Quantum Gravity that details their so-far fruitless attempts at observing
tiny gravitational tugs and distortions on Explorer, a supercooled,
3-meter-long aluminum bar at the CERN particle physics lab in Switzerland.
Explorer is particularly well-tuned to sense spinning neutron stars, also
known as pulsars, Foffa said. He and his colleagues estimate that some
200,000 of these spinning, super-dense objects -- so dense that a just sugar
cube-sized amount weighs as much as the entire human race -- are scattered
throughout the Milky Way.
But the thermal noise of even supercooled atoms is greater than the
momentary twang the bar's atoms would experience when being plucked by a
passing gravitational wave. So the Explorer group must use sensitive
superconducting circuits to coax out a signal. It's an art that's still
LIGO, the Caltech-MIT observatory, is an even bigger and more ambitious
project than Explorer. To someone flying overhead, LIGO looks like an
unfinished oil pipeline, with two mile-and-a-half long tubes jutting in
perpendicular directions from a central building. The pipes (one in
Livingston, Louisiana, and the other in >Richmond, Washington), contain
sensitive optics in which laser light bounces back and forth 100 times, then
combines, allowing physicists to compare the two beams to monitor the
space-time through which the light traveled.
The interference patterns from LIGO's two perpendicular laser beams
sometimes momentarily jostle. If the same jostling happens at both LIGO's
Louisiana and Washington detectors, and no earthquakes can explain the
anomaly, then the source may well be a gravitational wave.
It's the million-dollar moment that hasn't happened.
Then again, LIGO has produced mountains of data since it first began
operating in 2002. One popular distributed computing project, Einstein@Home,
sifts through these databases to check for signals that might have been
Merging black holes, otherwise invisible to science, are primary targets for
detectors like Explorer and LIGO, Adhikari said.
Before last year, however, the echoes of a black-hole collision were too
shrouded in complicated mathematics for scientists to even begin hunting
for. But in 2006 three separate teams cracked the numerical code to
calculate the gravitational crashing sound that merging black holes would
And now LIGO scientists have begun searching their data for this
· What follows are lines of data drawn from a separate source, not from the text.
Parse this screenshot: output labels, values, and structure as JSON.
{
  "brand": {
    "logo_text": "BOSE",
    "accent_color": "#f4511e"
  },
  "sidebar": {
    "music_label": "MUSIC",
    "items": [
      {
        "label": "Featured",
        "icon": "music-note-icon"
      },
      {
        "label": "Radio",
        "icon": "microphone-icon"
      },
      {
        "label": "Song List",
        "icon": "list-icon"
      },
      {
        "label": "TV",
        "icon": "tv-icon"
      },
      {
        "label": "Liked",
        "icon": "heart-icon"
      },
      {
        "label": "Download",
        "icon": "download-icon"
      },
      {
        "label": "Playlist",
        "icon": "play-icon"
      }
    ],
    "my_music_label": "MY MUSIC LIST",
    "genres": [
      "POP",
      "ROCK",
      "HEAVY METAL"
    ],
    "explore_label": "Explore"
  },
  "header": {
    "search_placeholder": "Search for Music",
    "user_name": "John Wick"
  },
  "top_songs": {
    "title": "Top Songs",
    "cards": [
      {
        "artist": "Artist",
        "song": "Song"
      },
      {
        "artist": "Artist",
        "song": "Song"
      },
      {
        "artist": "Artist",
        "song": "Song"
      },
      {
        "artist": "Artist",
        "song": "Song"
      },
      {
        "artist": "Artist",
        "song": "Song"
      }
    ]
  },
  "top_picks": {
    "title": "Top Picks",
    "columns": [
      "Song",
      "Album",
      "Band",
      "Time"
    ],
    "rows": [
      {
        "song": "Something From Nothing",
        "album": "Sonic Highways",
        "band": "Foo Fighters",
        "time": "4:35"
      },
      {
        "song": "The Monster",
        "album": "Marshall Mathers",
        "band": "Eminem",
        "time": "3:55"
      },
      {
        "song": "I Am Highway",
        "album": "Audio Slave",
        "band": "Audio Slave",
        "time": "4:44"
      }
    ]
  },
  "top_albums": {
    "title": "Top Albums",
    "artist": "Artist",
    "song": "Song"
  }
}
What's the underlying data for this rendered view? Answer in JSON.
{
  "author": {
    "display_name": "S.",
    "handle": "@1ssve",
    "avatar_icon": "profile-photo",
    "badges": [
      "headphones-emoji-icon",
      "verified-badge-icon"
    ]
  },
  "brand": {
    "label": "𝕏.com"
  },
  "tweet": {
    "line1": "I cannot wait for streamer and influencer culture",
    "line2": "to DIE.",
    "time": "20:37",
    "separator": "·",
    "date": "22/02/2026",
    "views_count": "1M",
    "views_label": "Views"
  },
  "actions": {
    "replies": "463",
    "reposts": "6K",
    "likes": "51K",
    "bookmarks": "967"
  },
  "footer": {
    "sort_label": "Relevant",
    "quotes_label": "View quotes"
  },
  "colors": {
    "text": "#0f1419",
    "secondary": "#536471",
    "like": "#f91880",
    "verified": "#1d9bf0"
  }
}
gravitational wave signature. If scientists continue to detect nothing,
however, Einstein's theories may well need modifying.
"If we don't see anything in four years," Foffa said, "then it will be the
time to start questioning."